Recently, neural network (NN)-based methods, including autoencoders, have been proposed for the detection of cyber attacks targeting industrial control systems (ICSs). Such detectors are often retrained, using data collected during system operation, to cope with the natural evolution (i.e., concept drift) of the monitored signals. However, by exploiting this mechanism, an attacker can fake the signals provided by corrupted sensors at training time and poison the learning process of the detector such that cyber attacks go undetected at test time. With this research, we are the first to demonstrate such poisoning attacks on ICS cyber attack online NN detectors. We propose two distinct attack algorithms, namely, interpolation- and back-gradient based poisoning, and demonstrate their effectiveness on both synthetic and real-world ICS data. We also discuss and analyze some potential mitigation strategies.
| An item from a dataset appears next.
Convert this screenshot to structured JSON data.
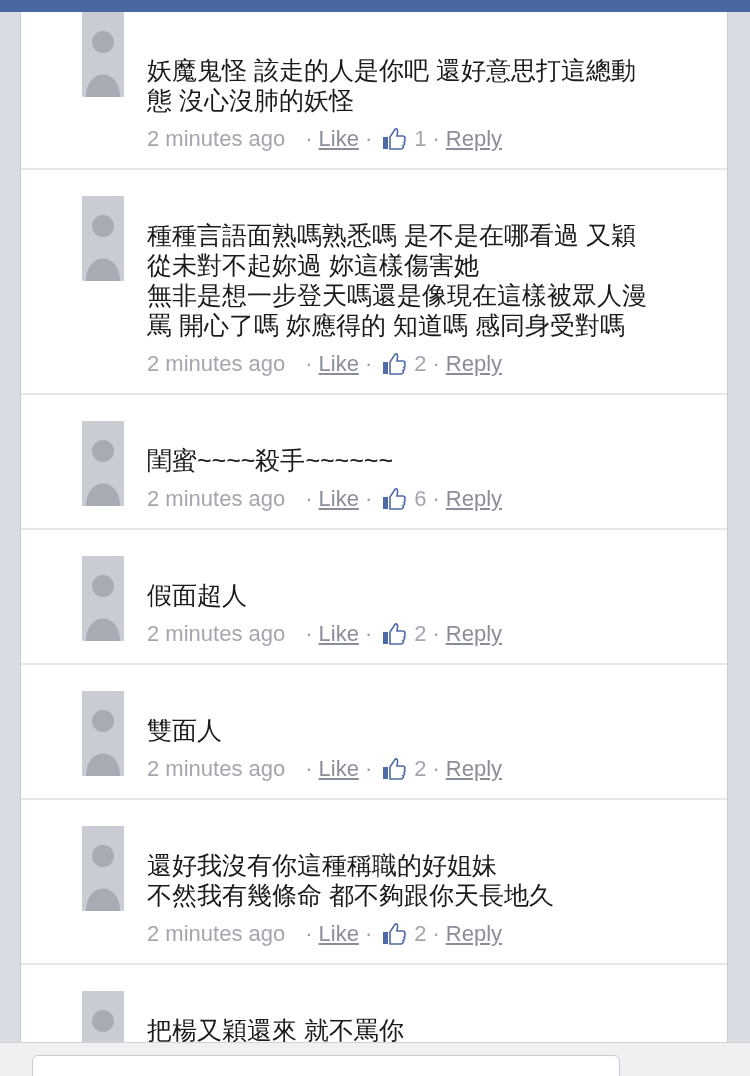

Physical adversarial attacks against object detectors have seen increasing success in recent years. However, these attacks require direct access to the object of interest in order to apply a physical patch. Furthermore, to hide multiple objects, an adversarial patch must be applied to each object. In this paper, we propose a contactless translucent physical patch containing a carefully constructed pattern, which is placed on the camera's lens, to fool state-of-the-art object detectors. The primary goal of our patch is to hide all instances of a selected target class. In addition, the optimization method used to construct the patch aims to ensure that the detection of other (untargeted) classes remains unharmed. Therefore, in our experiments, which are conducted on state-of-the-art object detection models used in autonomous driving, we study the effect of the patch on the detection of both the selected target class and the other classes. We show that our patch was able to prevent the detection of 42.27% of all stop sign instances while maintaining high (nearly 80%) detection of the other classes.
In recent years, a variety of effective neural network-based methods for anomaly and cyber attack detection in industrial control systems (ICSs) have been demonstrated in the literature. Given their successful implementation and widespread use, there is a need to study adversarial attacks on such detection methods to better protect the systems that depend upon them. The extensive research performed on adversarial attacks on image and malware classification has little relevance to the physical system state prediction domain, which most of the ICS attack detection systems belong to. Moreover, such detection systems are typically retrained using new data collected from the monitored system, thus the threat of adversarial data poisoning is significant, however this threat has not yet been addressed by the research community. In this paper, we present the first study focused on poisoning attacks on online-trained autoencoder-based attack detectors. We propose two algorithms for generating poison samples, an interpolation-based algorithm and a back-gradient optimization-based algorithm, which we evaluate on both synthetic and real-world ICS data. We demonstrate that the proposed algorithms can generate poison samples that cause the target attack to go undetected by the autoencoder detector, however the ability to poison the detector is limited to a small set of attack types and magnitudes. When the poison-generating algorithms are applied to the popular SWaT dataset, we show that the autoencoder detector trained on the physical system state data is resilient to poisoning in the face of all ten of the relevant attacks in the dataset. This finding suggests that neural network-based attack detectors used in the cyber-physical domain are more robust to poisoning than in other problem domains, such as malware detection and image processing.
Industrial control systems (ICSs) are widely used and vital to industry and society. Their failure can have severe impact on both economics and human life. Hence, these systems have become an attractive target for attacks, both physical and cyber. A number of attacks detection methods were proposed, however, they are characterized by an insufficient detection rate, a substantial false positives rate, or are system specific. In this paper, we study an attack detection method based on simple and lightweight neural networks, namely, 1D convolutions and autoencoders. We apply these networks to both time and frequency domains of the collected data and discuss pros and cons of each approach. We evaluate the suggested method on three popular public datasets and achieve detection metrics matching or exceeding previously published detection results, while featuring small footprint, short training and detection times, and generality.
This paper presents a study on detecting cyberattacks on industrial control systems (ICS) using unsupervised deep neural networks, specifically, convolutional neural networks. The study was performed on a SecureWater Treatment testbed (SWaT) dataset, which represents a scaled-down version of a real-world industrial water treatment plant. e suggest a method for anomaly detection based on measuring the statistical deviation of the predicted value from the observed value.We applied the proposed method by using a variety of deep neural networks architectures including different variants of convolutional and recurrent networks. The test dataset from SWaT included 36 different cyberattacks. The proposed method successfully detects the vast majority of the attacks with a low false positive rate thus improving on previous works based on this data set. The results of the study show that 1D convolutional networks can be successfully applied to anomaly detection in industrial control systems and outperform more complex recurrent networks while being much smaller and faster to train.